  • Standard OUI. A standard OUI involves boating while “impaired to the slightest degree” by drugs or alcohol, having any amount of drugs in the body, or having a BAC of at least .08% but less than .15% within two hours of operating a watercraft.
  • Second-offense OUI. An OUI counts as a second offense if the boater has a prior OUI that occurred within 84 months (seven years) of the current offense.
  • Extreme OUI. An “extreme” OUI involves boating with a BAC of at least .15% but less than .2% within two hours of operating a watercraft.
  • Super-extreme OUI. A “super-extreme” OUI involves boating with a BAC of .2% or more within two hours of operating a watercraft. 
  • Aggravated OUI. “Aggravated” OUIs come in two types: OUIs involving a passenger under the age of 15 and OUIs where the boater has two or more prior OUIs within the past 84 months (seven years).

OUI penalties might include fines and fees, jail time, and having to complete substance abuse treatment. For instance, a standard first OUI is a class 1 misdemeanor and generally carries at least $1,250 in fines and fees and ten days to six months in jail. The judge must also order all first offenders to be screened for alcohol and drug abuse treatment. (Ariz. Rev. Stat. Ann. §§ 5-395, 5-395.01, 5-396, 5-397 (2016).)
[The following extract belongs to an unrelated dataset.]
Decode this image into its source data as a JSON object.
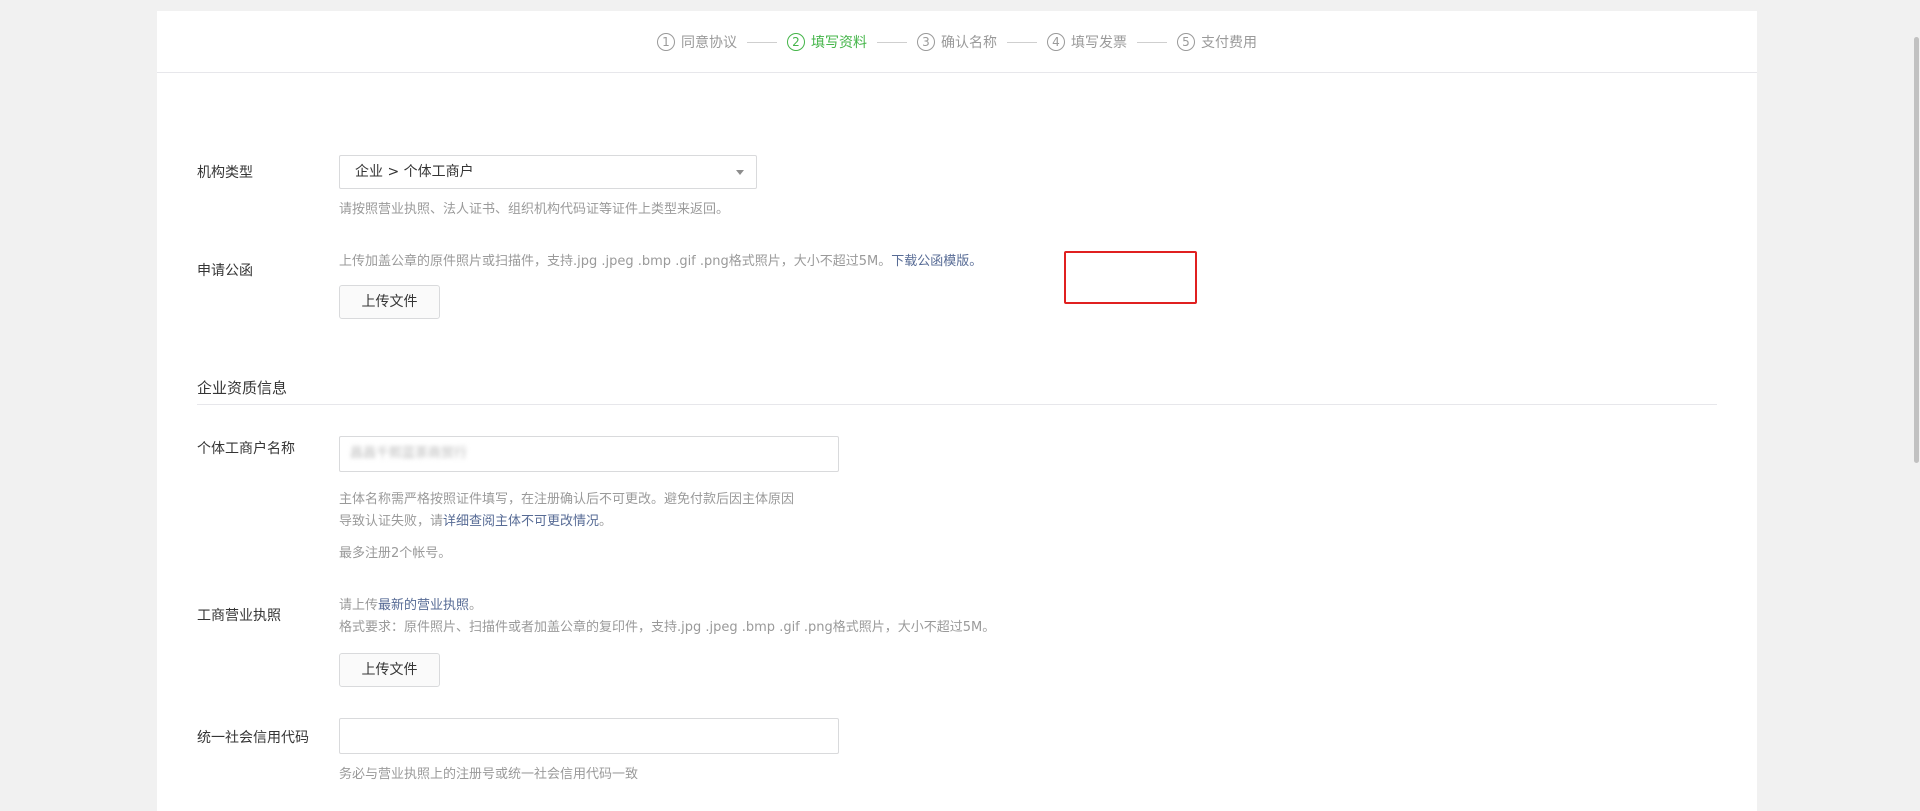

Our “Arizona OUI Penalties” article has a more complete discussion of penalties, including those for repeat, aggravated, and extreme OUIs.

BAC Levels and Presumptions

Arizona OUI law includes "presumptions" about a person's impairment based on BAC level. The presumptions apply to the determination of whether the boater was “impaired to the slightest degree.”

Presumption boater was not impaired. If a boater’s BAC was .05% or less, the judge or jury can presume the boater wasn’t impaired to the slightest degree. So, for example, a jury could presume a boater who had a BAC of .03% was not impaired. But the prosecutor would still have the opportunity to convince the jury otherwise—“rebut the presumption”—with evidence of impairment, such as slurred speech and terrible field sobriety test (FST) performance. If the jurors are unimpressed with the prosecutor's evidence, they can stick with the presumption that the defendant was not impaired.

Presumption boater was impaired. With a BAC of .08% or more, the judge or jury can presume the boater was impaired to the slightest degree. To rebut the presumption, the defense might present evidence of things like perfect navigation prior to the stop or flawless FST performance. 

No presumption. BACs between .05% and .08% are in a neutral zone where no impairment presumptions apply.

(For a discussion of possible OUI defenses, see Possible Defenses to an Arizona OUI Charge.)


Sentencing law is complex. For example, a statute might list a “minimum” jail sentence that’s longer than the actual amount of time (if any) a defendant will have to spend behind bars. All kinds of factors can affect actual punishment, including credits for good in-custody behavior and jail-alternative work programs.

If you face criminal charges, consult an experienced criminal defense lawyer. An attorney with command of the rules in your jurisdiction will be able to explain the law as it applies to your situation.

Talk to an Attorney

If you’ve been arrested for operating a watercraft while under the influence, get in contact with an Arizona attorney who handles OUI cases. An experienced OUI attorney can help you navigate the complexities of OUI law and tell you how the law applies to the facts of your case. 

Talk to a Lawyer

Want to talk to an attorney? Start here.

How It Works

  1. Briefly tell us about your case
  2. Provide your contact information
  3. Connect with local attorneys